Vietnam should bring the case of China’s illegal installation of the oil rig Haiyang Shiyou – 981 in its continental shelf and exclusive economic zone to the United Nations Security Council and international tribunals, a Swiss lawyer has advised.

In a talk with a Geneva-based Vietnam News Agency correspondent on May 28, Pierre Schifferli criticised China’s unilateral move as a threat to peace and legality of international law.

He affirmed that based on his study of legal foundations relating to Truong Sa (Spratly) and Hoang Sa (Paracel) archipelagoes, relevant international conventions and historical events, he thought China’s sovereignty claim has no legal grounds.

According to the lawyer, arguments by China to justify its claim are merely requests without any documents. Meanwhile, Vietnam has sufficient legal and historical evidence proving its sovereignty over Hoang Sa and Truong Sa archipelagoes, he said.

Schifferli recommended that Vietnam consider taking the matter to the UN Security Council, which is the body in charge of working out necessary measures in response to acts threatening international peace and security. He stressed that recent moves by China, including the establishment of an air defence zone over the East China Sea and territorial disputes with many neighbouring countries of Japan and the Philippines, manifest an aggressive attitude.

He said if the disputes are brought to international courts, China will be made to understand that it needs to conform to a common standard and to behave in a civilized way in a modern society no matter how strong its army is. Smaller countries, including Vietnam, must utilise the power of justice by submitting the disputes to international courts.
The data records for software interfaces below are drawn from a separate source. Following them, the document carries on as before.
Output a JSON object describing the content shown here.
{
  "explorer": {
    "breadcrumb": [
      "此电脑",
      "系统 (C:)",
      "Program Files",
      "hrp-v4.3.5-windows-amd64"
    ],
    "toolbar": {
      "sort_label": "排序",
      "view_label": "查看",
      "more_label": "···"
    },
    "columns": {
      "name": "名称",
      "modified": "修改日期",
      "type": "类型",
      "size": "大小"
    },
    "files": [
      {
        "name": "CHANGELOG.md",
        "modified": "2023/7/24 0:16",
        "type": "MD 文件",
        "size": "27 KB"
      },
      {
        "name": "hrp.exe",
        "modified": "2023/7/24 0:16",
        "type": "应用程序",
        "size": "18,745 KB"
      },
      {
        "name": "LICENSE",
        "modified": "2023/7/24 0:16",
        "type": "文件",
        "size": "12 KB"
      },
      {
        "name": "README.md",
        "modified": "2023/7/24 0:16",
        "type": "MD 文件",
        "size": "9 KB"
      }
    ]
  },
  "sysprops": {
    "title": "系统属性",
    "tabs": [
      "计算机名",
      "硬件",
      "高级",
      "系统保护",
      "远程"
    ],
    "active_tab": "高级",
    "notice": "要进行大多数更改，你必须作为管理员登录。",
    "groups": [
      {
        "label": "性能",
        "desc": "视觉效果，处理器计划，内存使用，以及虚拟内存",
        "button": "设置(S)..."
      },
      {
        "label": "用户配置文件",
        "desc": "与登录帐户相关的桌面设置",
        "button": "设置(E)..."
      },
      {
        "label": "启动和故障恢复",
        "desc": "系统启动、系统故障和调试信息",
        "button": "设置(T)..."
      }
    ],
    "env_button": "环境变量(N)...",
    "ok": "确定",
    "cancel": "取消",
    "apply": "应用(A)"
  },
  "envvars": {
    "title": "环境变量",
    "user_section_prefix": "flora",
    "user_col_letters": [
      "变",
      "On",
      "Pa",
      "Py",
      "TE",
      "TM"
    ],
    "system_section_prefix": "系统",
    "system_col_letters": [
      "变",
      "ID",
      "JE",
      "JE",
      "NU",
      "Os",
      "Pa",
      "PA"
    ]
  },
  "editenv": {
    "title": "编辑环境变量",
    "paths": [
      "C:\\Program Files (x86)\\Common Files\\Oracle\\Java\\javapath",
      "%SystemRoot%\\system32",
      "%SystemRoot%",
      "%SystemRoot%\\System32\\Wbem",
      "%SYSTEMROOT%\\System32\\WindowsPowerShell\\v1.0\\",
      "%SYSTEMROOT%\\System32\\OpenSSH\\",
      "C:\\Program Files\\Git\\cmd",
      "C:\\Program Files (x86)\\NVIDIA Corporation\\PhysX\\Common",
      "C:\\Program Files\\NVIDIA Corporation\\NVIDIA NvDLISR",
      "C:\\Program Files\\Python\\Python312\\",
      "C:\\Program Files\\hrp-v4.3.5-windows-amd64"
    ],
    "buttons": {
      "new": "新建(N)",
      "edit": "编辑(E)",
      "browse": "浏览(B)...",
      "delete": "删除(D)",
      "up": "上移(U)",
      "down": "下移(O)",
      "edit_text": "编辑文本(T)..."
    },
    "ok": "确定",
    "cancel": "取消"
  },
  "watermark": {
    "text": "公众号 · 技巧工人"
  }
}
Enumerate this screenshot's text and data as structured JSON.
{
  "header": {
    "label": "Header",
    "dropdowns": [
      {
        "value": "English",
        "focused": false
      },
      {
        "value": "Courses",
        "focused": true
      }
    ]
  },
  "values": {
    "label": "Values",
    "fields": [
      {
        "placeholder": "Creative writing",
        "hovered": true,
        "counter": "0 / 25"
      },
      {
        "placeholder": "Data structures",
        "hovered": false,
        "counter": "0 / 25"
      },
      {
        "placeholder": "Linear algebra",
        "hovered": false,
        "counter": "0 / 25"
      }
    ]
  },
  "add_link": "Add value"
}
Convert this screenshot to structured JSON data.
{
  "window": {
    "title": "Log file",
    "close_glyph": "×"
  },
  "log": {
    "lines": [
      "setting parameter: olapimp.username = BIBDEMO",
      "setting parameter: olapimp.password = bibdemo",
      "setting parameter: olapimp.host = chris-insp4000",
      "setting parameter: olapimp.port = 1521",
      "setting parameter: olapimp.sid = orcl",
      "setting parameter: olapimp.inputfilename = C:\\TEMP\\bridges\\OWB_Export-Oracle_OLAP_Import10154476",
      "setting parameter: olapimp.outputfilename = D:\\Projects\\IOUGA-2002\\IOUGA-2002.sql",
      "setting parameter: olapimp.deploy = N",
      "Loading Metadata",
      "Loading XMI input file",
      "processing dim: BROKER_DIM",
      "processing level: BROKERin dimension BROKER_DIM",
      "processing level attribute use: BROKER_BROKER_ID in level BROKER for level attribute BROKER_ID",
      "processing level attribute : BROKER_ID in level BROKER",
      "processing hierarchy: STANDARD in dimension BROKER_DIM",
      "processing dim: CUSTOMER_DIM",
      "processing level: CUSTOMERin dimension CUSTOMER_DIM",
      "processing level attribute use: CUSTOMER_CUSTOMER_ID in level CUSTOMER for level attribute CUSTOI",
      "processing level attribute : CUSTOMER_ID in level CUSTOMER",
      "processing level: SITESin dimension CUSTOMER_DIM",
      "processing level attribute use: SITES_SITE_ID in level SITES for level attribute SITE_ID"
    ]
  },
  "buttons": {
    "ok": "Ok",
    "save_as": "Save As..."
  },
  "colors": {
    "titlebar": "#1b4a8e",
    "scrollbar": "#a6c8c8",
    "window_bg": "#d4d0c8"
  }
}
He also hailed the Vietnamese government for exercising its utmost restraint in the issue as well as its response measures in the midst of the tension.

At the same time, the lawyer warned that if China continues to refuse solving disputes through dialogues or taking the issues to international court, the situation would worsen not only for those involved such as Vietnam, Japan, the Philippines and the Republic of Korea, but also for the region as a whole.

At the beginning of May, China illegally dispatched the Haiyang Shiyou-981 rig, as well as a large fleet of armed vessels, military ships and aircraft, to Vietnam’s waters and positioned the rig at 15 degrees 29 minutes 58 seconds north latitude and 111 degrees 12 minutes 06 seconds east longitude. The location is 80 miles deep inside Vietnam’s continental shelf and exclusive economic zone.

On May 27, China moved the rig to 15 degrees 33 minutes 22 seconds north latitude and 111 degrees 34 minutes 36 seconds east longitude. The new location is 25 nautical miles from Tri Ton Island in Vietnam’s Hoang Sa archipelago and 23 nautical miles east-northeast from the old location, still completely within Vietnam’s continental shelf. With the move, China has kept on violating Vietnam’s sovereign right and jurisdiction.

Vietnam has exercised utmost restraint, shown every gesture of goodwill and exhausted all dialogue channels to communicate with the Chinese authorities of different levels for expressing protest and demanding China to immediately withdraw its rig and armed and military vessels from Vietnam’s waters.

Nevertheless, up to now, China has failed to respond to Vietnam’s legitimate demand. On the contrary, it has been slandering and blaming Vietnam while continuing to escalate the use of force and acts of violation in an increasingly dangerous and serious manner

China’s armed vessels aggressively fired high-power water cannons at and intentionally rammed against Vietnamese public-service and civil ships, causing damage to many boats and injuring many people on board.

Chinese ships have continuously encircled, constrained and driven away Vietnamese fishing boats and even injured Vietnamese fishermen, threatening their lives.

On May 26, Chinese ship 11209 sank a Vietnamese fishing vessel while it was operating normally in its traditional fishing ground near Vietnam’s Hoang Sa archipelago.-VNA